|Directed by:||Michael Bay|
|Written by:||Ehren Kruger|
|Starring:||Mark Wahlberg, Nicola Peltz, Kelsey Grammer, Stanley Tucci, Sophia Myles, Jack Reynor|
|Released:||June 26, 2014|
There are times in life when it is critically important to follow a strict formula. If I need someone to build my dream home, the construction workers need to be millimetre-perfect with their measurements. If I need someone to produce a drug for my nasty flu, I need the chemist to be precise with the mix of ingredients. If I need to borrow money for my start-up enterprise, I need the bank manager to calculate the correct amount of interest for the repayment schedule.

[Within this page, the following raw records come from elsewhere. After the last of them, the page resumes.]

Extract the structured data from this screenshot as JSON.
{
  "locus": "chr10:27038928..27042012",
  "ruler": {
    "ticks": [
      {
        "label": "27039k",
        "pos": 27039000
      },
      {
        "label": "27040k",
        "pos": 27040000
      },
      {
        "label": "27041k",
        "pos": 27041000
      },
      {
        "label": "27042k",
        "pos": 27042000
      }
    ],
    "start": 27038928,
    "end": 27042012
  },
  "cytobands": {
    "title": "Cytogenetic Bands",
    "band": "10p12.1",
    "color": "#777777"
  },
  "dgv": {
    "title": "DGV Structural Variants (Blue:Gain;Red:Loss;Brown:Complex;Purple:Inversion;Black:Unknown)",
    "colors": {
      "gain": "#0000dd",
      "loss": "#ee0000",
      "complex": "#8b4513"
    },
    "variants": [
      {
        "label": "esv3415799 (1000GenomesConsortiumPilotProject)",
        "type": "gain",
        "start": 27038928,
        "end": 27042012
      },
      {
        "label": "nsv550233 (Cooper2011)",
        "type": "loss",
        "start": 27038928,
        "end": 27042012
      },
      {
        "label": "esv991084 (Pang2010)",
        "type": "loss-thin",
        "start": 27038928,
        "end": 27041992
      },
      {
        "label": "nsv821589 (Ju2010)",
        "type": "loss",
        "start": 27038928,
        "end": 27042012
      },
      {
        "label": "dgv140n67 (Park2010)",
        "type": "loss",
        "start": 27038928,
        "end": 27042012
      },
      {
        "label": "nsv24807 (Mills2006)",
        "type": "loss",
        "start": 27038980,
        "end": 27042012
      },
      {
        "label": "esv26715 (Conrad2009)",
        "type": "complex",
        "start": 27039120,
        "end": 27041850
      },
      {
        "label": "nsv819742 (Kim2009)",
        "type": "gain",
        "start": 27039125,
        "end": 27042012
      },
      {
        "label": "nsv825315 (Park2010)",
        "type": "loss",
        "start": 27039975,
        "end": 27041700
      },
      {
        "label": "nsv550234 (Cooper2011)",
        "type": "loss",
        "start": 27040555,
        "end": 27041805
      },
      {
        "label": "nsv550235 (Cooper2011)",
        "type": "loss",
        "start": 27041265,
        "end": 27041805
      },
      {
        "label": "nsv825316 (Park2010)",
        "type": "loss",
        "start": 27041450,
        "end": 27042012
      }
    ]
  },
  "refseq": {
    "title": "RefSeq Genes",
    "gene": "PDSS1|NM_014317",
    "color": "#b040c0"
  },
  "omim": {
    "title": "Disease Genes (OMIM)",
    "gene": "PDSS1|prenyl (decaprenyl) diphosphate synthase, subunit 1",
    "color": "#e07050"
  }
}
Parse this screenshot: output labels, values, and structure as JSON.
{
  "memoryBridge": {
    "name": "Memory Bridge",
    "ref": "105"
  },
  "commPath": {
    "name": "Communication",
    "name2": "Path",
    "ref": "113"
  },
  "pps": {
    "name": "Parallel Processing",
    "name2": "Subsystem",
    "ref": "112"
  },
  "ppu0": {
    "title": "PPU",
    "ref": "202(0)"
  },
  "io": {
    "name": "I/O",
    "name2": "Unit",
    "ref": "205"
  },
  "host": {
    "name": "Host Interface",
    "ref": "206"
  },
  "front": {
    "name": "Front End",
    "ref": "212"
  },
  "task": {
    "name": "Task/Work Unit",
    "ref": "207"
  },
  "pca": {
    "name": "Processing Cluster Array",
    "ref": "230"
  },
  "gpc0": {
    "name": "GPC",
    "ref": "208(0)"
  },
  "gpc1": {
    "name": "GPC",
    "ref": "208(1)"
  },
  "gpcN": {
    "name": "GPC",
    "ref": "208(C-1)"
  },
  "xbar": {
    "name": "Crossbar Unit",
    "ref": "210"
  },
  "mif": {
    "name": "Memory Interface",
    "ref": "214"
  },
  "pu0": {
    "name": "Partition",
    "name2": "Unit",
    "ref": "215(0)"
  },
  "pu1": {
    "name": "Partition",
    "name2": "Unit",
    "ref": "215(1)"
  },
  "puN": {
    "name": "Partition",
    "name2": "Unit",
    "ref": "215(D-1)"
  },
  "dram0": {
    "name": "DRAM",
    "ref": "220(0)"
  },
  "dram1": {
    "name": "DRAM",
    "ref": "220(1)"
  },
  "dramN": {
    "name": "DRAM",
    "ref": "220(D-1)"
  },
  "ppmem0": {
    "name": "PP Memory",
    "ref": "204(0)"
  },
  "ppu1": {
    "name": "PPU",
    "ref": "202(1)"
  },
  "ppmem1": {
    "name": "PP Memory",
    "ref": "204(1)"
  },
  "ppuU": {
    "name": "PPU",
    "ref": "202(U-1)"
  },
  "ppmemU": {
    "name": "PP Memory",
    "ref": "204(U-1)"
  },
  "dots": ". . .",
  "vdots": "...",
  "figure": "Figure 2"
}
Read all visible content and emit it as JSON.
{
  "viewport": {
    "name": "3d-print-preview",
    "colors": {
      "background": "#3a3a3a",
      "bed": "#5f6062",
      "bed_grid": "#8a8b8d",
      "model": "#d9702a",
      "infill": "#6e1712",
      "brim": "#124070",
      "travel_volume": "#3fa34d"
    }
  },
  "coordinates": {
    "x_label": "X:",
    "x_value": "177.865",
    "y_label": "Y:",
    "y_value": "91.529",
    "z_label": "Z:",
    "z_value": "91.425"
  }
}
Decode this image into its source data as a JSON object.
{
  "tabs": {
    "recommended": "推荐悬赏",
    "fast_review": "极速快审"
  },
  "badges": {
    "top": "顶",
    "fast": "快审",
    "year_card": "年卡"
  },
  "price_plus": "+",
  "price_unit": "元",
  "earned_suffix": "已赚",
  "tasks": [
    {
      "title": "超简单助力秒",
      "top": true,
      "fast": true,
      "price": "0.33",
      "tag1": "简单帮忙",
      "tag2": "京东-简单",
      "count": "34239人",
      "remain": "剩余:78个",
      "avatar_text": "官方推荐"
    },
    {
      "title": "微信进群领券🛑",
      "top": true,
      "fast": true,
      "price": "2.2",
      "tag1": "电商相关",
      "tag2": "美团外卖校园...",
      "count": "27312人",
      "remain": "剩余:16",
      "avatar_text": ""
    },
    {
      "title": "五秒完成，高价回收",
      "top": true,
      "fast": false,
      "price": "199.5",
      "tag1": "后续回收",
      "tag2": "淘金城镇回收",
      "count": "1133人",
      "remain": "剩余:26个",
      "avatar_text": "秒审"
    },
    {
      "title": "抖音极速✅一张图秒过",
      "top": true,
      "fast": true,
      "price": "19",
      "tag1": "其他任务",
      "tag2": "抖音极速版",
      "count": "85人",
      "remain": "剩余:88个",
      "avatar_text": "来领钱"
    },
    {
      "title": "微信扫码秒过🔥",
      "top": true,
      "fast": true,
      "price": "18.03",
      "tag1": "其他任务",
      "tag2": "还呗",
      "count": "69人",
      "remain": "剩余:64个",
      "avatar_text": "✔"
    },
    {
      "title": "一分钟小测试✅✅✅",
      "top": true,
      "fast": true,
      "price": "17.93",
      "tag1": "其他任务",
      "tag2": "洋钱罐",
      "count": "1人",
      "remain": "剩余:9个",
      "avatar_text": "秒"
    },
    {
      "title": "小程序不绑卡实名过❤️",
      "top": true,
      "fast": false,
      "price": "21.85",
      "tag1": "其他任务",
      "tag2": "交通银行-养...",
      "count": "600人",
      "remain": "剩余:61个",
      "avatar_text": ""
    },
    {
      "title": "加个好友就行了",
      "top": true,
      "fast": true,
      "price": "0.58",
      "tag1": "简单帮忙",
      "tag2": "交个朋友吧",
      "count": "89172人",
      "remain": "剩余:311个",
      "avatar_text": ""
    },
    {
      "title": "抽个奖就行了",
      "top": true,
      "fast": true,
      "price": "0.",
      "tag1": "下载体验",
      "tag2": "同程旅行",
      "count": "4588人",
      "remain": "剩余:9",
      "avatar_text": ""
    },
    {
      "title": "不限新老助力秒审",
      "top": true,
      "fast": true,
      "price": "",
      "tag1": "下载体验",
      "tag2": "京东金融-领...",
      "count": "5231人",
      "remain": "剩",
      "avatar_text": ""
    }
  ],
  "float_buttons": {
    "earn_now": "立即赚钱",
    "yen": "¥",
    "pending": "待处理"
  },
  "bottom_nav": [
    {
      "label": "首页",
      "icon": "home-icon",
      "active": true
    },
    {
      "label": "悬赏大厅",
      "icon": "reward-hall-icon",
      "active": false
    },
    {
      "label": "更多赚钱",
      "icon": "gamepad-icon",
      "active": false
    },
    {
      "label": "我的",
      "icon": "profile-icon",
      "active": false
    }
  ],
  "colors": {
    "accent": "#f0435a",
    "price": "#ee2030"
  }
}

It’s not often I use the terms “millimetre-perfect”, “precise” and “correct” when describing the work of a filmmaker. This is because the world of cinema is a hugely creative medium. Every director needs to put a finished product up on the big screen… but how they get there is completely up them (or perhaps a meddling producer).
The concern I have with Transformers: Age Of Extinction is that it’s all so tiringly unoriginal. Aside from the stellar efforts from the visual effects team (who must have received the majority of the film’s $165m budget), it feels like an amalgamation of action clichés. It’s so extreme, so over-the-top that it makes The Fast & The Furious franchise look like an episode of the Golden Girls.
To set the scene, Age Of Extinction is a mini-reboot in the sense that it’s dumped the original cast (Shia LaBeouf, Josh Duhamel, Tyrese Gibson) and gone with a clean slate. The story is set five years after Dark Of The Moon (released back in 2011) and shows the world to be a very different place. A top-secret, heavily funded government department, that doesn’t even report to the U.S. President, has taken it upon themselves to rid the world of the friendly Transformers – known as the “autobots”.
Why would they do this? It turns out the department’s head, played a laughably “sinister” Kelsey Grammer, has grandiose plans. He wants to use the Transformers technology to create an army of robots that will forever defend the United States from its growing list of adversaries. It’s not just a power trip though. He’s also got shares in the company (run by Stanley Tucci) so stands to make tens of millions of dollars. I guess he forgot to note that in his “conflicts of interest” register.
The only person (seemingly) who can save the day is Cade Yeager (Wahlberg) – a penniless technician who can’t catch a break. He’s six months behind on his mortgage payments and the bank is about to foreclose. His 17-year-old daughter (Peltz), who somehow has enough money for beauty products, has missed out on a college scholarship and now sees her future in doubt. Oh, and there’s the issue of her 20-year-old, racing car driver boyfriend (Reynor). Cade has been crafted as an over-over-overbearing father and so screenwriter Ehren Kruger uses it to insert a tiring number of jokes where he and the boyfriend antagonise each other.
The film clocks in at an unnecessarily long running time of 165 minutes. It’s surprising how little story there is given the length. It doesn’t have the complexity or nuance of a top-notch superhero flick. There’s no blurry line between good and evil. Transformers: Age Of Extinction provides action with zero tension. That’s it. You’ll see exploding cars, exploding boats, exploding buildings – complete with actors running in slow-motion away and some really cheesy dialogue.
If they’d have taken the 22 Jump Street approach and designed this more as a spoof, I’d have been much more agreeable. Instead, director Michael Bay has created an overly serious piece that wins points for its sheer spectacle… but not much else.